What Do You Mean By Therapy?
What Comes To Mind When You Hear The Term "Therapy"?
For many people, the iconic picture of a patient lying on a sofa spilling all of his or her darkest secrets to a therapist who largely responds by nodding or writing on a clipboard comes to mind.
You could also picture scenes from movies where therapists explore painful mother-daughter ties and early memories.
Therapy really refers to a variety of therapeutic exercises and methods intended to enhance overall health and wellbeing.
The behavioral health team at Health Partnership Clinic wants to clarify these and other misunderstandings about therapy so that you may receive treatment if you need it in celebration of National Psychotherapy Day on September 25.

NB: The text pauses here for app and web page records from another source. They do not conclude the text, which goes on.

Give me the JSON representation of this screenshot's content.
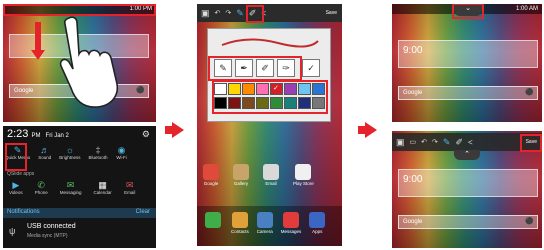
{
  "colors": {
    "accent_red": "#e5232b",
    "quick_icon_blue": "#4fb3e3"
  },
  "step1": {
    "status_time": "1:00 PM",
    "search_label": "Google",
    "notification_shade": {
      "time": "2:23",
      "time_suffix": "PM",
      "date": "Fri Jan 2",
      "quick_settings": [
        {
          "label": "Quick Memo",
          "icon": "memo-icon"
        },
        {
          "label": "Sound",
          "icon": "sound-icon"
        },
        {
          "label": "Brightness",
          "icon": "brightness-icon"
        },
        {
          "label": "Bluetooth",
          "icon": "bluetooth-icon"
        },
        {
          "label": "Wi-Fi",
          "icon": "wifi-icon"
        }
      ],
      "qslide_label": "QSlide apps",
      "qslide_apps": [
        "Videos",
        "Phone",
        "Messaging",
        "Calendar",
        "Email"
      ],
      "notifications_label": "Notifications",
      "clear_label": "Clear",
      "notification_title": "USB connected",
      "notification_sub": "Media sync (MTP)"
    }
  },
  "step2": {
    "save_label": "Save",
    "dock_apps": [
      "Google",
      "Gallery",
      "Email",
      "Play Store"
    ],
    "bottom_apps": [
      "Contacts",
      "Camera",
      "Messages",
      "Apps"
    ]
  },
  "step3": {
    "status_time": "1:00 AM",
    "clock_top": "9:00",
    "clock_bottom": "9:00",
    "search_label": "Google",
    "save_label": "Save"
  }
}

The method through which a qualified mental health practitioner treats behavioral disorders and mental health problems via communication, interpersonal relationships, and skill development is known as psychotherapy or therapy.
Therapy addresses a variety of topics, including social skills, relationships, stress management, symptom management, addressing attitudes and behaviors that fuel symptoms, lifestyle difficulties, and more.
Therapists include licensed clinical social workers and other master's level practitioners, such as psychologists (doctoral level providers). People who are dealing with the following problems could find counseling helpful:
- Grief and/or loss.
- Inattention and hyperactivity are symptoms of Attention-Deficit/Hyperactivity Disorder (ADHD) (ADHD).
- People with bipolar disorder suffer from a mental ailment.
- Depression known as "major depressive disorder" (MDD) is characterized by (MDD).
- One kind of post-traumatic stress disorder is called post-traumatic stress disorder (PTSD) (PTSD).
- Relationship or Family Issues.
- issues with personality.
- thoughts of suicide or self-harm.
- Substance addiction and a number of other problems.
The choice of a therapist is an important one that shouldn't be made hastily. A good working connection between the therapist and the patient is among the greatest indicators of a successful treatment result. Consider the following things before choosing a therapist:
Qualities Of The Individual
- Do you feel more at comfortable conversing with men or women?
- Does it matter to you how old the therapist is?
- Do you care about the therapist's race, ethnicity, or nationality?
- Is there anything in your personality that prevents you from working with or having faith in the therapist?
- The therapist's insurance may be used.
- Does your insurance cover mental health issues? Is the therapist accepted by your insurance provider?
- Are you able or willing to cover the cost yourself? What forms of payment are acceptable in such case?
- If required, is the therapist prepared to provide out-of-network benefits, pro bono services, or sliding scale discounts?
Education And Licensing-Related Variables
- Is the therapist currently authorized to work in your state?
- Has the therapist ever been disciplined for using improper techniques?
- Ask the therapist about their education, experience, and ongoing training.
- Is the counselor an authority on the issue you're seeking to resolve?
- Does the therapist have experience dealing with individuals from a variety of backgrounds?
- Does the therapist practice evidence-based therapy?
- Is the location convenient, secure, and well-kept?
- Do you find the office hours convenient?
- Is calling the therapist or other team members straightforward?
- Is the therapist and/or staff able to communicate in your native tongue? If not, are they able to provide interpretive services?
The modality or therapeutic approach a potential therapist employs is something else to take into consideration. Various treatments are suggested for different conditions/issues.
Additionally, you can prefer one tactic to the other. The different modalities have different requirements for session frequency, duration, quantity, time commitment, therapist interactions, and patient activities.
Before starting treatment, decide which approach best fits your requirements. Finding a therapist in your region may be done in a number of ways, including:
- Phoning your insurance company to ask for a list of therapists that are insured.
- For further details, speak with your company's employee assistance program (which may include several therapy sessions free of charge or at a reduced cost).
- Getting referrals personally from friends or family as well as from other healthcare professionals.
- Finding a therapist by visiting websites like psychologytoday.com.
Many therapists provide integrated behavioral health treatment using evidence-based CBT and quick solution-focused techniques.
In order to treat a range of mental and physical health behaviors and diseases, interventions are utilized in medical exam rooms. When patients see their primary care physician to address their physical and psychological issues, this kind of treatment takes place in "episodes of care" or "on-demand" rather than over the long term.
If you need to speak to a therapist in New York, please feel free to contact:
Dr. Maryann B Schaefer Psychotherapy
5 Travers St
Manhasset, NY 11030